Saturday evening Neil kindly brought his large BBQ which formed the focal point for our annual Easter BBQ party which I think it is safe to say, was enjoyed by all with lots to eat & even more to drink … hic, hic, hic…  !!

The party ended in Alan & Sue’s caravan, though I’m afraid I’d wilted by this time & hit the sack by midnight!

Following the lively Saturday evening (& it’s inevitable after effects!!) Sunday saw smaller groups out with Izzy & Gary joining Alan, Niel & I on “Am Feoladair” and Tony, Lynda, Spike, Maureen & Fred keeping “Deep Dancer” in action, first heading out to Maiden Island, then just “Am Feoladair” out to the wall at Heather Island after lunch.

In the absence of scallops, Izzy spotted something yellow sticking out of the sand, Gary applying his practical Royal Marine ingenuity by using his & Izzy’s DSMBs to raise a 32lb weight belt… Emma C., if you read this give us a shout!!

After a yummy Chinese takeaway for some of us Stan kicked off the music in our caravan before we moved to Spike & Carol’s … they’d been joined by retired Club stalwarts Charlie & Maureen Kennedy, Charlie having brought along his mandolin to work something of a joint act with Stan the banjo.
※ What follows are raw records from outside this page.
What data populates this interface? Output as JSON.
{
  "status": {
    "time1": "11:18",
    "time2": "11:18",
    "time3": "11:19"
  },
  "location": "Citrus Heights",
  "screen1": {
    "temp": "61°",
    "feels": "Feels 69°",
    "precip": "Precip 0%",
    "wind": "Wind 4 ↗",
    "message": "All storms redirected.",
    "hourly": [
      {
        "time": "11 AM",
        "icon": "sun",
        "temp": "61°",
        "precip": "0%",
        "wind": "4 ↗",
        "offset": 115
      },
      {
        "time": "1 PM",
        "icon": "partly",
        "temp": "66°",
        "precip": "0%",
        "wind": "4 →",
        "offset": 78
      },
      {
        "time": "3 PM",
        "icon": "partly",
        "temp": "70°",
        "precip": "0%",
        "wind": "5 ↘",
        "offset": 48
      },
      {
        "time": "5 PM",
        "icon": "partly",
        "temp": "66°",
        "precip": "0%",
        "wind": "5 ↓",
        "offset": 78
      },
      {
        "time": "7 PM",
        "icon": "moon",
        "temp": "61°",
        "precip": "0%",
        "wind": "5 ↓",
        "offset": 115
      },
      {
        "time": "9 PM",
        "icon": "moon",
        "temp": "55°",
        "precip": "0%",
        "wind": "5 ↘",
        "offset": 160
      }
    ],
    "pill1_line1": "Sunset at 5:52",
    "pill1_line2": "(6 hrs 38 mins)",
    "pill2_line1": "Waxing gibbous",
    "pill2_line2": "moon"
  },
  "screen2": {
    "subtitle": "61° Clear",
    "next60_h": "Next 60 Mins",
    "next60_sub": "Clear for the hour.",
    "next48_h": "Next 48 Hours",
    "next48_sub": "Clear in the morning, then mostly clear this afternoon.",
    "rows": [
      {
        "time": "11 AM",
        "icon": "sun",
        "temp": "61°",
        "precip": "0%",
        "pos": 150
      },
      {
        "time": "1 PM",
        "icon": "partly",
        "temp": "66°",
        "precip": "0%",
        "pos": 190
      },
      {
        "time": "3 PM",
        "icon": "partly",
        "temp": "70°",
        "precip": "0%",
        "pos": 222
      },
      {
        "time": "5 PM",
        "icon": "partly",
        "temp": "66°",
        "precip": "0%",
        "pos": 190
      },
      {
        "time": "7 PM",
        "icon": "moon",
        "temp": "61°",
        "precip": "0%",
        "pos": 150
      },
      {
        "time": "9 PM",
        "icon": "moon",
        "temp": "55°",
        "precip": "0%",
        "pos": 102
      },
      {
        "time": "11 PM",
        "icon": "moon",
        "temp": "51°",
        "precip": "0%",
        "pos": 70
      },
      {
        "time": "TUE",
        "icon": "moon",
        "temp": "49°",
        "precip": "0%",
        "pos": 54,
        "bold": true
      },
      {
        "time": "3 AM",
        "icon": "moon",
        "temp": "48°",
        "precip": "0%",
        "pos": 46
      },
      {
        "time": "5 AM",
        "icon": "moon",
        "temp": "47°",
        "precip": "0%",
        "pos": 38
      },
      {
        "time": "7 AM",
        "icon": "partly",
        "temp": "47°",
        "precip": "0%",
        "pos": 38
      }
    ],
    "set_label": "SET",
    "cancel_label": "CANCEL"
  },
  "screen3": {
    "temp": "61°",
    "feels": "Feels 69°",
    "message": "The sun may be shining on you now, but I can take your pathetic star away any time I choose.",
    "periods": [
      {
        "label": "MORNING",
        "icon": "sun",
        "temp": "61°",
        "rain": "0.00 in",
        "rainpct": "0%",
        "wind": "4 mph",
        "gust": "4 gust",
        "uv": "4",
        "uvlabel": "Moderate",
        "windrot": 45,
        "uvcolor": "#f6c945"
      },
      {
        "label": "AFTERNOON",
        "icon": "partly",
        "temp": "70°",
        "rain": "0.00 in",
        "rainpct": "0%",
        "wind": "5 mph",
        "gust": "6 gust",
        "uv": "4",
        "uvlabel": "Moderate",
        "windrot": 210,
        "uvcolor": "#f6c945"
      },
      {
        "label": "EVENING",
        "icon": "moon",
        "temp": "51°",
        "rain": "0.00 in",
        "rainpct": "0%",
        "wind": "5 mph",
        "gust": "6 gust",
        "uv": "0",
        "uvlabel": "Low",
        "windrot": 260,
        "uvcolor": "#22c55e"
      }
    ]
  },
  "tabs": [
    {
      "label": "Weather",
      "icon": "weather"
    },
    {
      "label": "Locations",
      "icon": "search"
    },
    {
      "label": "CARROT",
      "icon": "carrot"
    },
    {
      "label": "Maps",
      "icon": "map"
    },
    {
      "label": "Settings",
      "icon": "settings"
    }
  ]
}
Reports indicated the party there went on until after 4.00am!

A wild and stormy Sunday night followed by heavy rain on Monday morning had even the most enthusiastic divers sitting in Alan’s caravan drinking coffee & wondering whether construction of the Arc should begin …
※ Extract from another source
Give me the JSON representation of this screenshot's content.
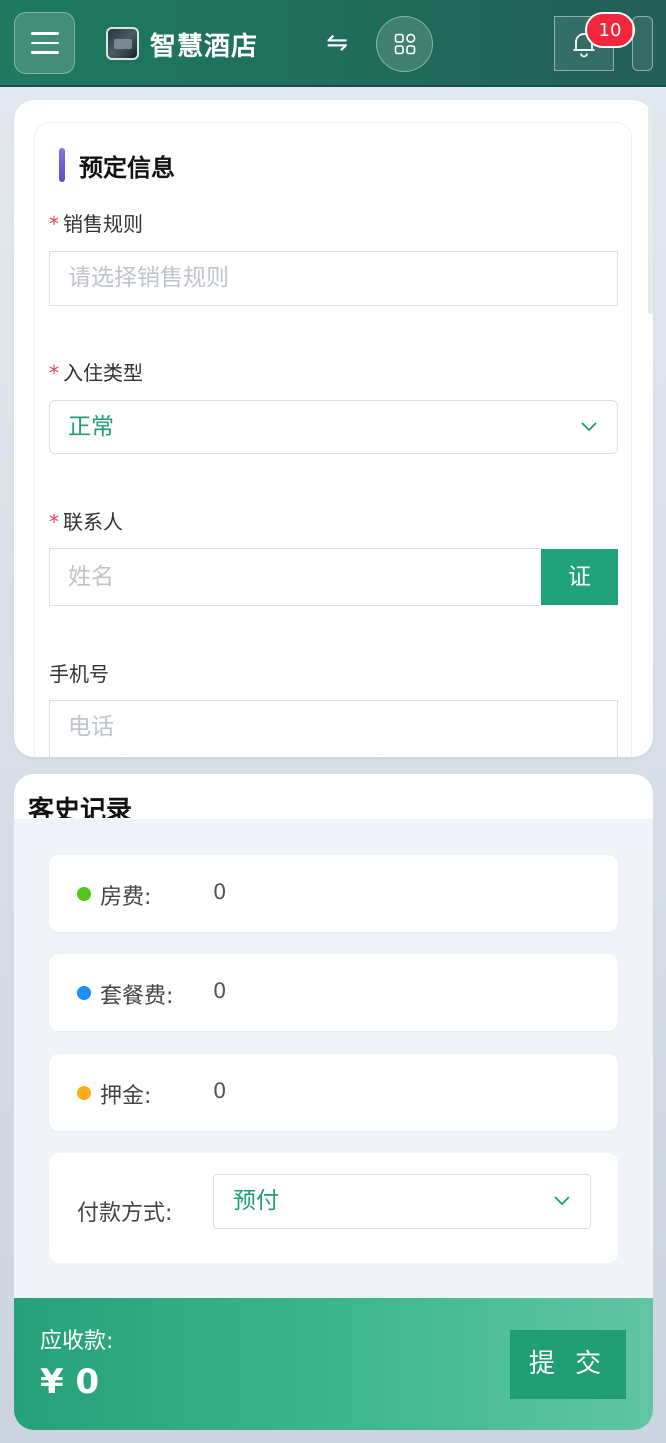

However, in true west coast style the rain stopped by 11, the sun was shining out of a largely clear sky by 12, enabling Neil, Kim  I to enjoy a pleasant little dive around Maiden Island where we collected a few scallops & Alan kindly boat handled “Am Feoladair” in the (well, nearly!) flat calm conditions!
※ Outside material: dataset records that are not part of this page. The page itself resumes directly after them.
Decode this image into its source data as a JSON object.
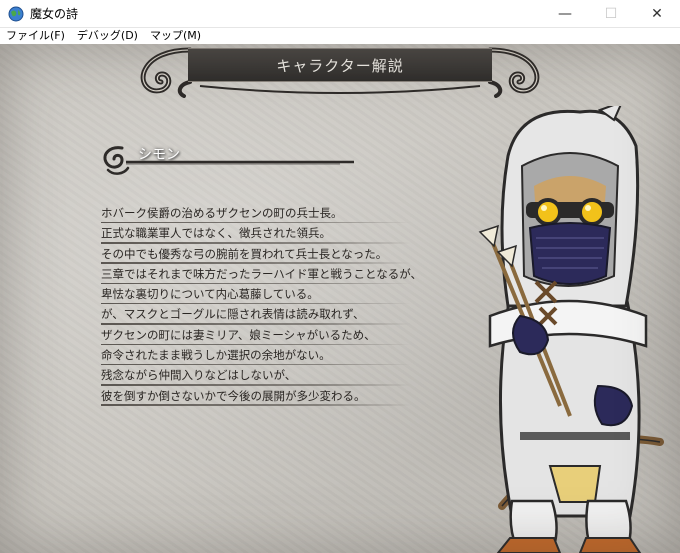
{
  "window": {
    "title": "魔女の詩",
    "minimize_glyph": "—",
    "maximize_glyph": "☐",
    "close_glyph": "✕"
  },
  "menu": {
    "items": [
      "ファイル(F)",
      "デバッグ(D)",
      "マップ(M)"
    ]
  },
  "screen": {
    "banner_title": "キャラクター解説",
    "character_name": "シモン",
    "description": [
      "ホバーク侯爵の治めるザクセンの町の兵士長。",
      "正式な職業軍人ではなく、徴兵された領兵。",
      "その中でも優秀な弓の腕前を買われて兵士長となった。",
      "三章ではそれまで味方だったラーハイド軍と戦うことなるが、",
      "卑怯な裏切りについて内心葛藤している。",
      "が、マスクとゴーグルに隠され表情は読み取れず、",
      "ザクセンの町には妻ミリア、娘ミーシャがいるため、",
      "命令されたまま戦うしか選択の余地がない。",
      "残念ながら仲間入りなどはしないが、",
      "彼を倒すか倒さないかで今後の展開が多少変わる。"
    ]
  },
  "colors": {
    "banner_bg": "#3a3735",
    "parchment": "#c9c6c0",
    "text": "#2a2623",
    "goggle_lens": "#f2c21a",
    "mask": "#2c2a5a",
    "cloak": "#e6e6e6"
  },
  "icons": {
    "app": "globe-icon",
    "name_ornament": "swirl-ornament-icon"
  }
}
We all headed home tired but happy – Alan, Sue, Sarah & Karen being the last to leave after their fish suppers watching the setting sun on Easter Monday!

Thanks to all who made such a good weekend!